"He would not follow the same organisational arrangements as those who are vaccinated," Maracineanu told FranceInfo radio. "But he will nonetheless be able to compete [at Roland Garros] because the protocols, the health bubble, allows it."
Nick Kyrgios criticizes 'really bad' treatment of Novak Djokovic amid visa row
(CNN)Australian tennis player Nick Kyrgios has criticized the "really bad" treatment of Novak Djokovic as the world No. 1's visa saga rumbles on.
Djokovic has been transferred to Melbourne's Park Hotel, a detention facility for refugees and asylum seekers, after his visa to enter Australia was blocked, according to CNN affiliates Seven Network and Nine News.
Prime Minister Scott Morrison said this week that Djokovic, who hasn't publicly revealed his vaccination status, "didn't have a valid medical exemption" to the vaccination requirement for arrivals into Australia.
"Look I definitely believe in taking action, I got vaccinated because of others and for my mums (sic) health, but how we are handling Novak's situation is bad, really bad," Kyrgios wrote on Twitter on Friday.
"Like these memes, headlines, this is one of our great champions but at the end of the day, he is human.

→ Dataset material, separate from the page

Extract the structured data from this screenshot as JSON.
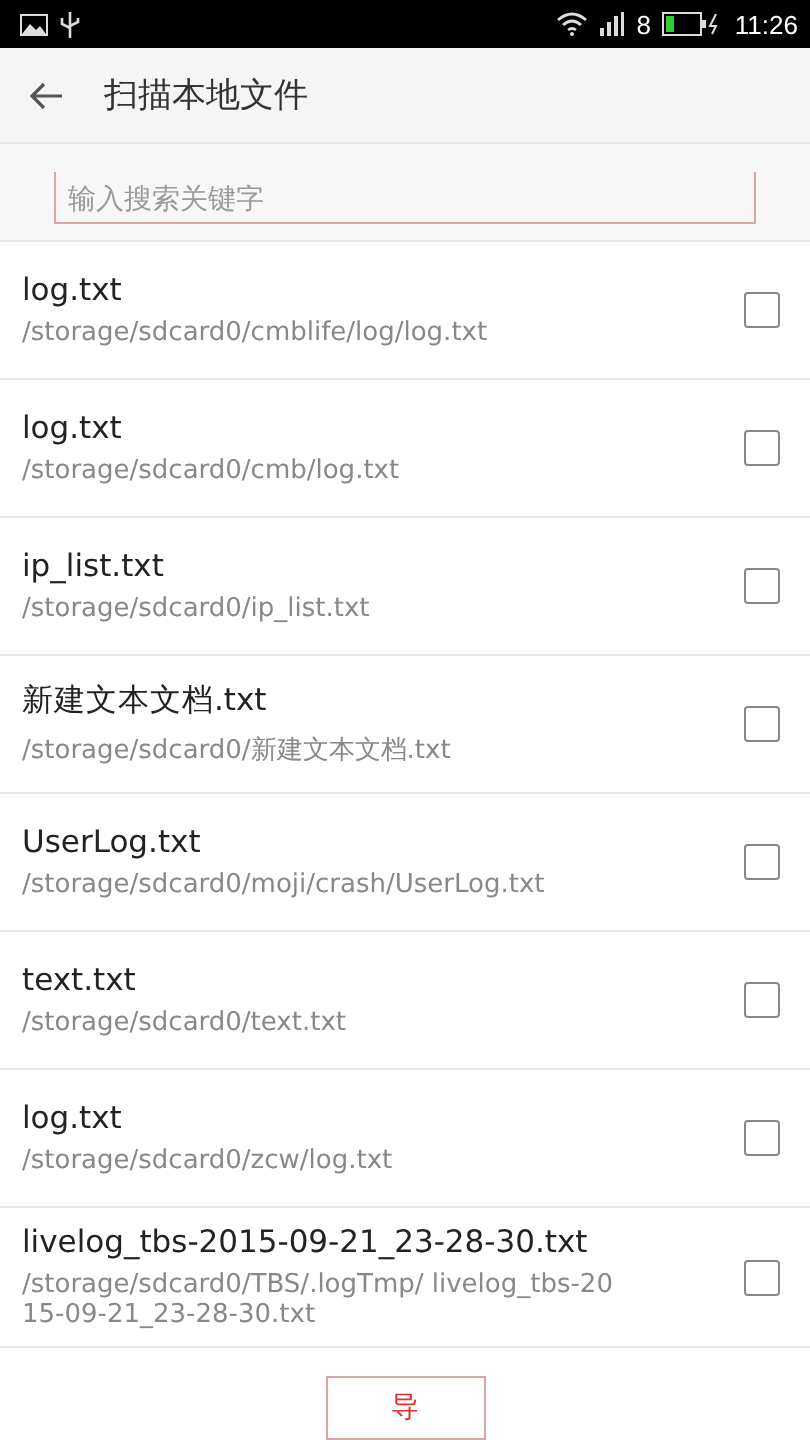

Do better."
The World No. 1 has been told he will receive no special treatment while he remains in immigration custody at the $109-a-night Park Hotel in Carlton.
Djokovic has been forced to tough it out alongside 32 other refugees and asylum seekers who have previously complained about poor living conditions at the hotel that has been dubbed the 'Alternative Place of Detention'.
The 34-year-old had also asked to be transferred to a rented apartment with a tennis court so he could train and remain in top shape ahead of the Australian Open with the tournament set to begin in a little over a week on January 17.
Djokovic even offered to pay for private guards in the hopes he could make the move.
Australian Border Force have rejected all of his requests and insisted he will remain at the hotel until a court rules on his deportation on Monday.
His detainment at the hotel has sparked rallies in Melbourne and Belgrade with the Serbian government claiming the conditions are not 'befitting' to the best sportsman while Djokovic's family have accused the Australian government of treating their son like a 'prisoner'.